Silly, silly me: during my growing-up days, I thought I’d been taught that religions were generally based on beliefs of peace, tolerance, and understanding. I guess I must’ve misunderstood things, somewhat, or misinterpreted them. Or maybe I’m just really, really old. Dictionary definitions of ‘religion’ really don’t mention anything about peace, tolerance or understanding. Nor do they mention guns, violence, or killing, although it seems remarkably typical that war-mongers — even those who claim their battles are religious — depend on guns and violence as the sole solution for dealing with (i.e., killing) those who oppose them. Isn’t that denying the victims their freedoms?

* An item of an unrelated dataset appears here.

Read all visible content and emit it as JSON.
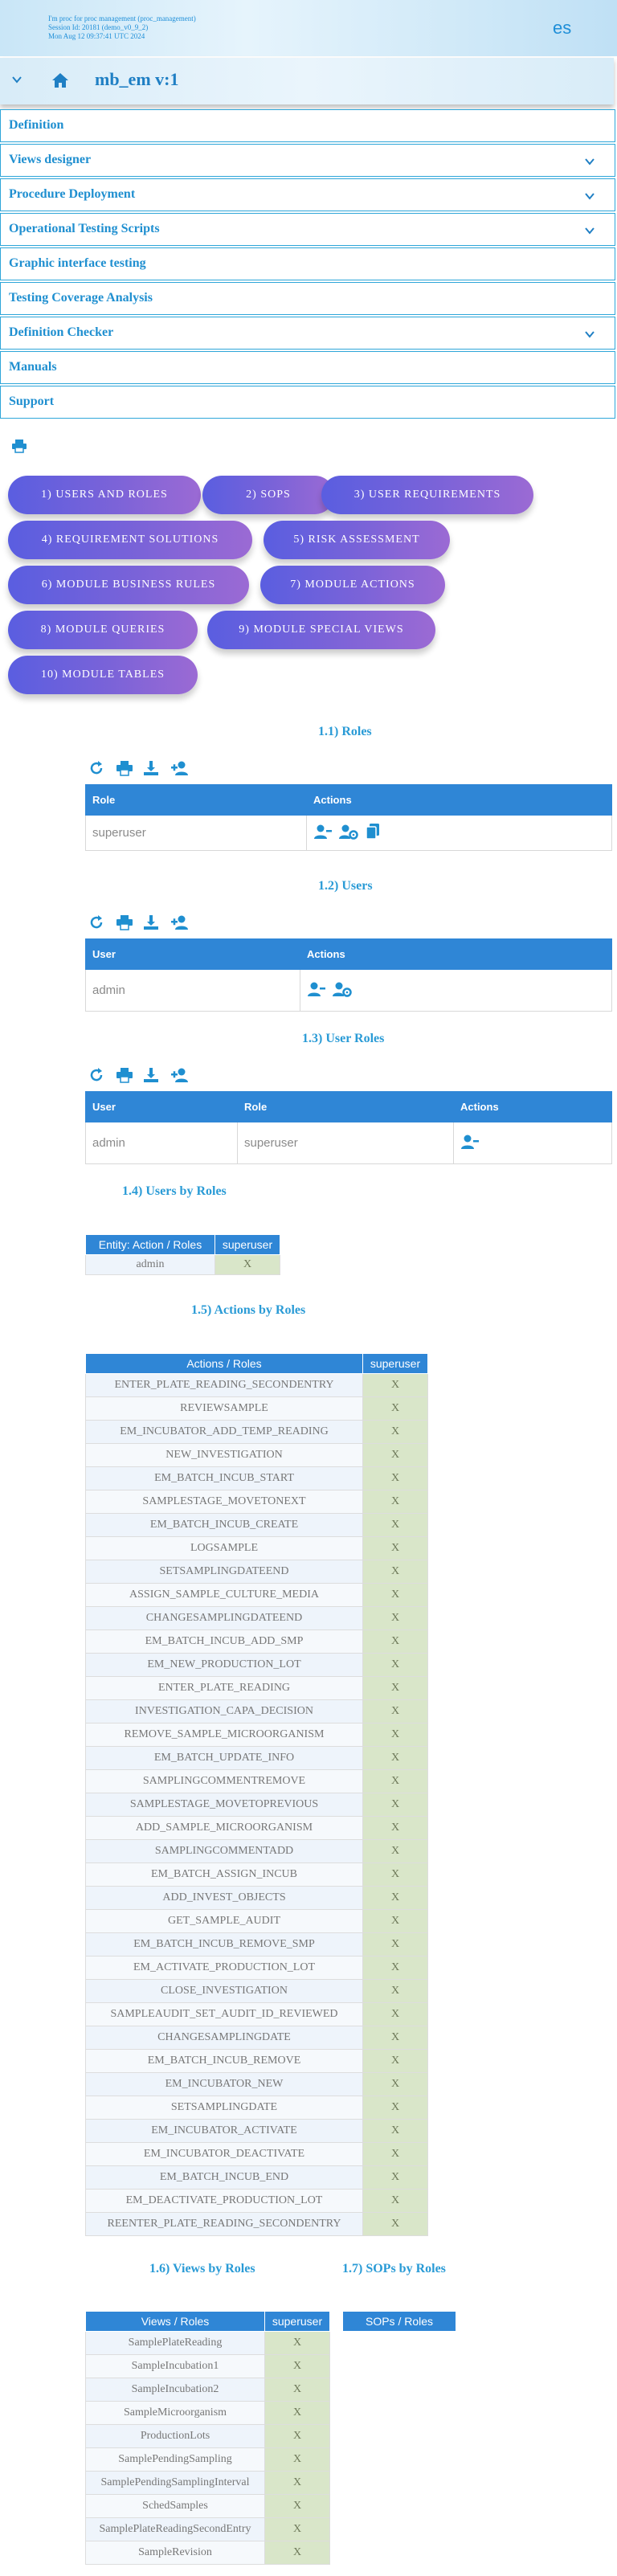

Unfortunately, it seems that ‘Love thy brother,’ whether taken literally or figuratively, may — like ‘Merry Christmas’ — soon lose its place within our vernacular, and even in our belief systems. Adding the words ‘and trust’ to the Love-thy-brother-expression isn’t likely to happen, either. It’s so easy to speak those words. But it’s becoming harder and harder to know who your symbolic ‘brother’ actually is. So you tell me: is my understanding totally confused?
Do you remember when it was actually rather common to extend goodwill gestures toward others? Now it seems that these actions often become 6 o’clock news features, basically because the occurrence of selflessness is a rarity.
The recent mass murders have undoubtedly demanded and received their due attention. However, certain opponents of the media’s grandiose storytelling are now suggesting the wrong-doer’s actions not be glorified, particularly by name and picture; perhaps then there would be less incentive to destroy. That makes sense to me: when something so common as television or a computer search is at liberty to broadcast anything — according to its own interpretation of the ‘freedom of speech’ clause — its influence may well affect anyone who hits the ‘on’ switch, and especially envelop our most vulnerable.
Another opinion advises that gun ownership be curtailed, especially toward non-emergency services (i.e., police, etc. would not be affected). In opposition, the proponents of firearms are pushing for everyone — even school teachers — to be trained to use such weaponry, and be legally permitted to carry guns with them at all times, regardless of their location or their activity. Some voices of the legalize-guns groups insist all civilians be welcome to possess — and use — military-style weapons, such as the AR15. Small ‘pieces’ are, in their opinion, inadequate. We’re supposed to have driver’s licences, too, but that doesn’t mean there aren’t some who abuse the privilege by speeding and driving recklessly, or driving under the influence of alcohol, or driving stolen vehicles. Can we just assume that everyone will follow rules made by someone else?
And their operation? Not even a weekend how-to workshop is required. In fact, I understand that there’s no real educational requirement for gun ownership.
Military guns don’t belong in the hands of civilians. Non-militia who do possess guns: please use them at designated gun ranges or on hunting trips; keep them away from picnics, and out of schools, movie theatres, shopping malls, churches, and all other public places. Another personal opinion: regardless of occupation or lack thereof, all education — whether it’s practical or book-based — is good and necessary, but we as a society simply don’t teach enough ethics. We care too much about ourselves. Self-preservation is a requirement, yes, but — couldn’t we try to balance it with the preservation of others, also? I agree with John Diefenbaker, who defined freedom as “The right to be wrong, not the right to do wrong.” And I think that we shouldn’t have the freedom to kill people, because killing people is wrong. Very wrong.